While there’s no linear, foolproof solution to change the way it makes us think, what’s first critical to understand is that social media isn’t real life. In no way is my Instagram— or anyone’s for that matter— an accurate reflection of the ups and downs, problems, and struggles of my life. Everything is posed, filtered, set up to give everyone the very best impression of ourselves, consciously or subconsciously. The same goes not only for our lives but with our personalities and bodies. I didn’t know that then, and it made me feel too different to be beautiful. 

I took myself too seriously, made myself grow up too fast, and faced the consequences. I’m still learning how to embrace everything that I thought made me stick out like a sore thumb, un-learning to be quick to criticize and distancing myself from people and things that never served me. I’m also still realizing how little social media matters in the grand scheme of things, how to truly detach from the stress it gives me, and how unlimited access to the Internet has the potential to be destructive.

The perspective my experiences have granted me also forced me to realize that growth comes with time in a natural course. I’ve learned to be patient with myself and allow the changes to happen as they come. But for now, I can support others in the way I wish I was, create boundaries in my relationship with the internet, and acknowledge that social media isn’t evil, but the ways we use it can be. It’s easy to get caught up in wishing you were someone else. - Caroline Goodsell

17 views0 comments

Recent Posts

See All

Change is hard; whether it be the shift from high school to college, home to a dorm room, or the current, albeit slow, shift out of a pandemic-ridden world, transitions can be a massive source of stre
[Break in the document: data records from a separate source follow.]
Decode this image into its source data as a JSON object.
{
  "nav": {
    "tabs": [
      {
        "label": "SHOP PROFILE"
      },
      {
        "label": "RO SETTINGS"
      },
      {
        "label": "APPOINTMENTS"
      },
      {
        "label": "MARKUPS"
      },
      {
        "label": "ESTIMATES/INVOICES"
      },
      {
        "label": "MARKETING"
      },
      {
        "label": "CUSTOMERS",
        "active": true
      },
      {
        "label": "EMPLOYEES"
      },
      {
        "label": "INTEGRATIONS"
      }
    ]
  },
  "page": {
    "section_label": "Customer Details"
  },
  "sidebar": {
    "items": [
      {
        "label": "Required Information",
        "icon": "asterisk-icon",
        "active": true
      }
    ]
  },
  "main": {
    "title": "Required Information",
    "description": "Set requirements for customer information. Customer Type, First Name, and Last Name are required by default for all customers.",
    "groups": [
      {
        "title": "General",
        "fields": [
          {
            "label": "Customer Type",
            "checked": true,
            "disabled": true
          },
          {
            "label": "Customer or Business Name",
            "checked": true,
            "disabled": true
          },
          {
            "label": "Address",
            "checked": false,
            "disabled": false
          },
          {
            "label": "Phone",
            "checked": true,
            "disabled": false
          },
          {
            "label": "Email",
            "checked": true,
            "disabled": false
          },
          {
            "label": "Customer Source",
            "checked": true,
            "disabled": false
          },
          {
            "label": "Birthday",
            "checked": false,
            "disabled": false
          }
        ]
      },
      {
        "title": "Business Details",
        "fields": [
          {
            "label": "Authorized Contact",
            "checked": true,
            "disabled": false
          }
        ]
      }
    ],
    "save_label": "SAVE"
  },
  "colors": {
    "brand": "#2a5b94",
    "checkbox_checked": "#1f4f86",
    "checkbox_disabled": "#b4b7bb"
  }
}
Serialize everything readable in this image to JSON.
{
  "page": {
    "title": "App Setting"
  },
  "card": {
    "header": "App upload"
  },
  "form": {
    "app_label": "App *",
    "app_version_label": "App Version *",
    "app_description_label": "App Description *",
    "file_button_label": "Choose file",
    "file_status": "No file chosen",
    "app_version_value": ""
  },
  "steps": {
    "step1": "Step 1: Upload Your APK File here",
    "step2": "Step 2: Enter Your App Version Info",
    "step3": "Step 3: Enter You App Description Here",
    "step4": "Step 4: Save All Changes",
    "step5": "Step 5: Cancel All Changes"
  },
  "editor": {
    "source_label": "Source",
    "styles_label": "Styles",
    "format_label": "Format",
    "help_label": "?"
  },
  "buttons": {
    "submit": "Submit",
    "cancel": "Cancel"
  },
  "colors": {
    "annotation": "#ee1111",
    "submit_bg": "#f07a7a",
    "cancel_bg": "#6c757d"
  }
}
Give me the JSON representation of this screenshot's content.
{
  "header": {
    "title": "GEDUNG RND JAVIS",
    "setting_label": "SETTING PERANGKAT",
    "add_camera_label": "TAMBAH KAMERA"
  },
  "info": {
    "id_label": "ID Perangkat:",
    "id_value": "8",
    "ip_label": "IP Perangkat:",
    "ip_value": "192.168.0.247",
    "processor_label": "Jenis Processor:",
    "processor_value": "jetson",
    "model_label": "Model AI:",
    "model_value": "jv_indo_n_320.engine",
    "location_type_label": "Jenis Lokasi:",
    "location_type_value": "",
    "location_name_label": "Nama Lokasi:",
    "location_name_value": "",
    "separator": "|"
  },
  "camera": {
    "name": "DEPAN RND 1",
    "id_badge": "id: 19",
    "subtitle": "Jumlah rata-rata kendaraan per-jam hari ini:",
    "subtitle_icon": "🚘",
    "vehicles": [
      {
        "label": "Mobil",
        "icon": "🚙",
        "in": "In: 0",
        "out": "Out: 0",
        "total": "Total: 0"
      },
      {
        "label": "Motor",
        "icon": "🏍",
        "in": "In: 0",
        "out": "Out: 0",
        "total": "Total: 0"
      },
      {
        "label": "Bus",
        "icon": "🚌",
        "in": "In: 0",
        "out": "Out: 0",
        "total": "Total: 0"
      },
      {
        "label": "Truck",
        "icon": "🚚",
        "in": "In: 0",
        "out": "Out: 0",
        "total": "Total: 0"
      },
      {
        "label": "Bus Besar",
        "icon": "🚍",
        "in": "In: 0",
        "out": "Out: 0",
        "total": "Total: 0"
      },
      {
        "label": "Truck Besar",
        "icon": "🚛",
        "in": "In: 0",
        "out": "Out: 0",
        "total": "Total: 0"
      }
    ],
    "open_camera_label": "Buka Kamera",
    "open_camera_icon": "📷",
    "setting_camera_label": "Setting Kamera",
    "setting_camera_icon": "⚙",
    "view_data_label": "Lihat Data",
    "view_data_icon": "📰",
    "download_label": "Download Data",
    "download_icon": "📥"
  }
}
We may not see it ourselves but social media can be extremely tiring. In this day and age, we are more connected than ever, especially during the pandemic where we turn to social platforms to fill in

bottom of page